Where the wild things are
Some of Tulsa’s native critters have adapted to city life, but others have fled as their survival is threatened.
Older Tulsans grew up chasing horny toads on hot summer days, but a younger generation may have only seen the strange reptile in a glass case at the zoo or on the pages of wildlife magazines.
While some ponder the species’ virtual disappearing act, Jay Pruett, director of conservation for the Oklahoma chapter of The Nature Conservancy, knows why the horny toad, or Texas horned lizard, is difficult to find in the Tulsa area today.
He explains that during the past few decades, an increased use of insecticides greatly decreased the city’s population of ants, the horny toad’s main food source. Expanding infrastructure also took away much of its dry, grassy habitat.
“People don’t realize there are a lot of things they do that can affect animals,” Pruett says.
And Tulsa’s urban sprawl hasn’t only affected odd-looking lizards that shoot blood from their eyes. Another of Tulsa’s former inhabitants, the greater prairie chicken, once lived in the grasslands along the city’s north edge. But because of its innate sensitivity to vertical structures, including buildings and trees, the bird has fled the developing area.
“These animals have evolved to know those are places where a hawk could be sitting, waiting to eat them for dinner,” Pruett says.
Pollution from trash and lawn chemicals also has disturbed Tulsa’s fragile ecosystem, altering the pH levels of waterways and hurting animals that live in and around the water, Oklahoma Aquarium curator John Money says.
“Rainwater doesn’t make it into the ground to have a natural filtering effect,” he says. “As a result, harmful substances run on top of impenetrable surfaces like steel and pavement and find their way into our lakes, streams and ponds.”
Reasons for animals’ relocation can be many, but nearly all center on their threatened survival. However, despite the loss of some Tulsa-area species, many native animals remain and have adapted to city life.
Pruett points out that some animals are very opportunistic feeders and don’t discriminate when it comes to habitat. Raccoons, skunks and opossums may have adapted best to Tulsa’s urban development, says Amy Morris, interpretive naturalist at the Oxley Nature Center.
“These animals are omnivores, so they can eat vegetation or meat,” she says. “They’re also nocturnal, so they’re typically out and about when we humans are sleeping.”
Other animals still common to the Tulsa area include white-tailed deer, wild turkeys, coyotes and foxes. Tulsa’s ponds are home to various birds from Canada geese to great blue heron, while many sport fish and other wildlife — including beavers — can be found in the rich and diverse habitat of area rivers and streams.
“It’s really interesting that in Tulsa, we have a lot of life going on around us,” Money says. “There are a lot (of species) that have a good, strong foothold.”
Even the squirrels, birds and other wildlife whose tree canopy habitats were destroyed in the 2007 ice storm remain strong post-disaster. Although the storm’s heavy tree fall increased the incidence of forest fires, Morris says it also created “virtual condominiums” for species that live in dead or fallen trees.

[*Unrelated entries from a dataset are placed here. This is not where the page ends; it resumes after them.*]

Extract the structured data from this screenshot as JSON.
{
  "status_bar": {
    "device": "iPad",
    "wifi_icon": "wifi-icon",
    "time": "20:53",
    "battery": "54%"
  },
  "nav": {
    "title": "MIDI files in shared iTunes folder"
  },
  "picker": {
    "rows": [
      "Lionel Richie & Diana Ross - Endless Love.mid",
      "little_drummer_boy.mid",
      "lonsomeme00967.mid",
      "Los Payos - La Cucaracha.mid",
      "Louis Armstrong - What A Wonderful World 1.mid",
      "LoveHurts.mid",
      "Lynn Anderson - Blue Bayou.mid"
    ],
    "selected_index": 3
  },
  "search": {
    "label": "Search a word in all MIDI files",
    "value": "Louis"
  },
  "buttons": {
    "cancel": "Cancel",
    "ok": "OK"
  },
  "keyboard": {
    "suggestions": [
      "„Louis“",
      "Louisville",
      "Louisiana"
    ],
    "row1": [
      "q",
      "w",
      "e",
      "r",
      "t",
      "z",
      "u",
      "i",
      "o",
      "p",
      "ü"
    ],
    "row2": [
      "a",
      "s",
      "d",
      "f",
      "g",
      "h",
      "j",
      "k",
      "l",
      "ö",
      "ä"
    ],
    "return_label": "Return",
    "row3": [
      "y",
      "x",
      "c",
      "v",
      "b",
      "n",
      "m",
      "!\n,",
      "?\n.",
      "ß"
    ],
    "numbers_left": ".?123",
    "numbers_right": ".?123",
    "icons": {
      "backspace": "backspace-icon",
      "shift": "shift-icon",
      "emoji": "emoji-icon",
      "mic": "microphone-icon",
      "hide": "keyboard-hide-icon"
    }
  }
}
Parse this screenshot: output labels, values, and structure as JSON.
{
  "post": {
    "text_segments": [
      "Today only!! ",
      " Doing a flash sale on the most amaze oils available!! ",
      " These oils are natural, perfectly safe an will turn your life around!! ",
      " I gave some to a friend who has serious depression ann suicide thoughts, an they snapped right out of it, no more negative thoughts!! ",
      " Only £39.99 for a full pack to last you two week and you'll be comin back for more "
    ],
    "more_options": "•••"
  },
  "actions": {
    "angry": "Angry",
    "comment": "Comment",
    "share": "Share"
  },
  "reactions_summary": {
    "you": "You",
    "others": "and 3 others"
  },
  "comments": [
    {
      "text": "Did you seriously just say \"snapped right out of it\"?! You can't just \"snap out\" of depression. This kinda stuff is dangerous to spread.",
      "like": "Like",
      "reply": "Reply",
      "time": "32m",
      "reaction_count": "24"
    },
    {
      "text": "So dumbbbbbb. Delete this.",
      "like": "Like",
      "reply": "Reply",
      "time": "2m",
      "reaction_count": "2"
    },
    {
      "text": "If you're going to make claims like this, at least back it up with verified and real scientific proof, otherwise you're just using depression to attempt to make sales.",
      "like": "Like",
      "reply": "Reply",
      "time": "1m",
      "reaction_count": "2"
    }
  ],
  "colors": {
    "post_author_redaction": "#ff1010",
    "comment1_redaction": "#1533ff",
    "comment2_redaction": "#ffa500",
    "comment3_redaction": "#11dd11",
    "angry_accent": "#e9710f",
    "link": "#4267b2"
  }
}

While humans can’t change weather patterns or bring the horny toad back to Tulsa, we can take measures to help ensure existing species remain here for years to come. By decreasing pollution, eliminating chemical usage and treating local wildlife with caution and care, we can protect native species and continue to coexist with them.
“As humans, we have to be as good as we can and try to take care of the environment,” Money says. “We don’t want to create a no-touch zone. The goal is just to enjoy it, not destroy it.”